The IFP is quite different from other political parties. We place people before power. We care about serving your needs, not the needs of the party. That is why the IFP works through partnerships with the people we serve, rather than disappearing after elections are held.
Let me tell you, the IFP has always held the higher moral ground. When it came to the battle for Ingwavuma in the 1980s, the ANC didn’t stand up for Ingwavuma. At the time, there were rumours that Mr Oliver Tambo was trying to support King Sobhuza because the King was donating money to the ANC. They didn’t want to lose his patronage, so they kept silent when the apartheid government tried to give Ingwavuma away to the Swazi King.
It wasn’t the ANC that saved you. It was Inkatha. I am not shy to say this, because it is the truth. The IFP has always taken up the fight for the people we serve. We have always put the people first. And we are still doing that today.
There are other parties contesting the Jozini by-elections on Wednesday. But none of them has the track record that we have of serving, building, developing and assisting.
I want to warn you to be careful of parties that campaign on the basis of emotions. I have not heard anything from the EFF beyond fiery rhetoric and divisive statements. Mr Julius Malema has even said that traditional land in this Province should be taken away from the custodianship of our King and given to the ANC-led national government. He said this after visiting our King and giving him gifts of cattle.
I cannot fathom how a political leader can be so disrespectful. But it is clear that the EFF is intent on dividing South Africans and pitting us against each other. They talk about wanting to tear things down. But that is not what our country needs. We need builders and workers and people of goodwill who are willing to make their contribution. We need to heal our country, not tear it apart in the name of so-called economic freedom.
There is a way to build the economic prosperity that underpins social justice. The IFP knows how to do it and we’ve been working consistently year after year to achieve it. We have had to fight all the way against challenges brought in by other parties. Challenges like corruption, incompetence and immoral leadership. These things have slowed down economic development. South Africa should have been much further on the road to stability than we are right now.
But there is still hope. The IFP is still fighting and still building. And we are still very much alive. Our support has been growing and will continue to grow as more and more revolutionaries of goodwill join the ranks of the IFP.
If you share our vision and our values, I encourage you to speak through the ballot box this coming Wednesday. At 07:00 on Wednesday morning, voting stations will open at Ntsinde High School, Vezukusa Primary School, Nkangala Primary School, Majozini Primary School, St Alexist Primary School and Ophande Primary School. These voting stations will be open until 21:00 at night.
But I urge you not to delay. Be ready early in the morning to cast your vote for good governance. Then, once you have made your voice heard, you can spend the rest of the day encouraging your family, your neighbours and your friends to go and make their voice heard as well.
Tell them about the IFP and the partnership we have with this community.

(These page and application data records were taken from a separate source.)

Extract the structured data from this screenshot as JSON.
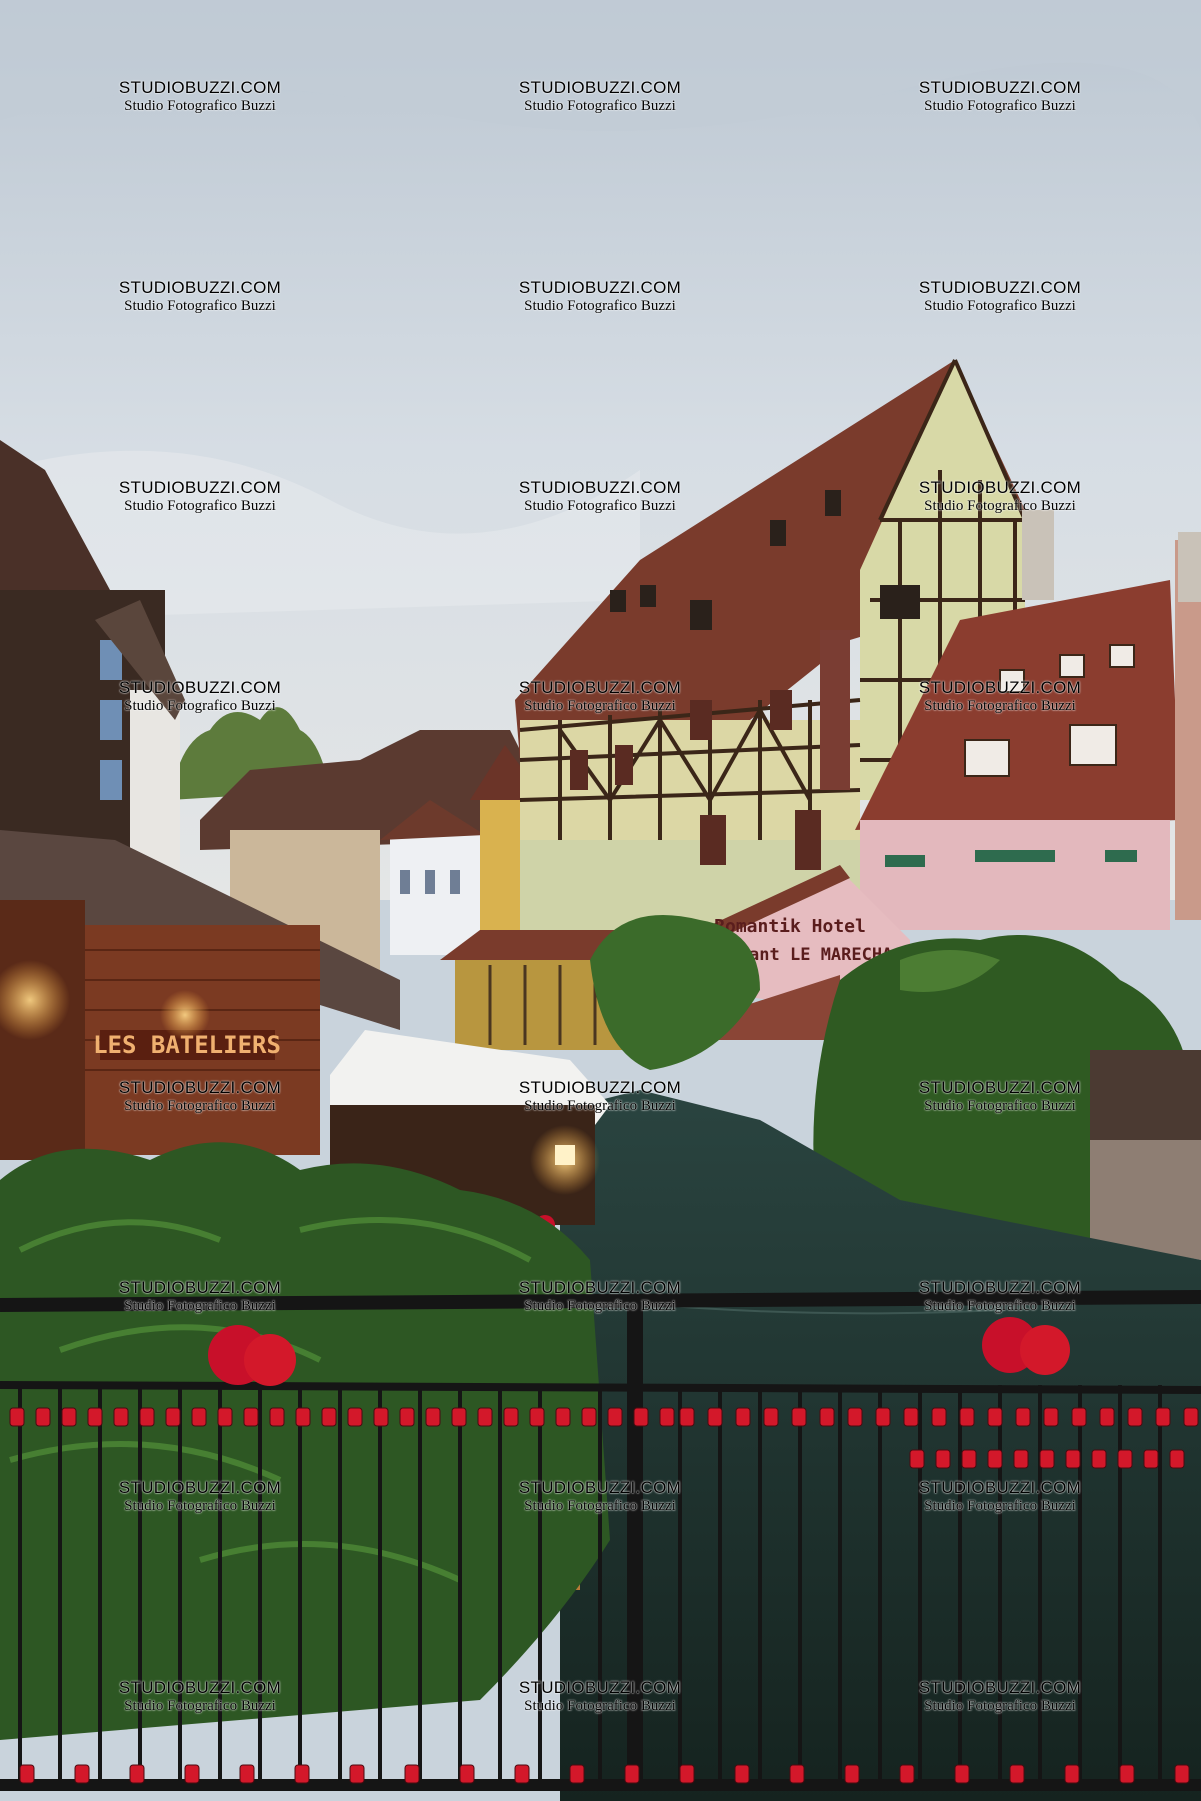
{
  "photo": {
    "description_free": true,
    "colors": {
      "sky": "#cfd8e0",
      "timber": "#3b2618",
      "roof": "#7a3b2c",
      "plaster_yellow": "#d9d6a6",
      "plaster_pink": "#e3b8bd",
      "water": "#1f3533",
      "foliage": "#2f5a22",
      "lock_red": "#d3182a",
      "railing": "#151515"
    }
  },
  "signs": {
    "bateliers": "LES BATELIERS",
    "hotel_line1": "Romantik Hotel",
    "hotel_line2": "estaurant LE MARECHA"
  },
  "watermark": {
    "line1": "STUDIOBUZZI.COM",
    "line2": "Studio Fotografico Buzzi"
  }
}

Remind them that the IFP is your champion. We have gone to war for you before. We will gladly do it again. Our battle is against social injustice. Join us on the battlefield, for the victory will surely be ours.
I thank you.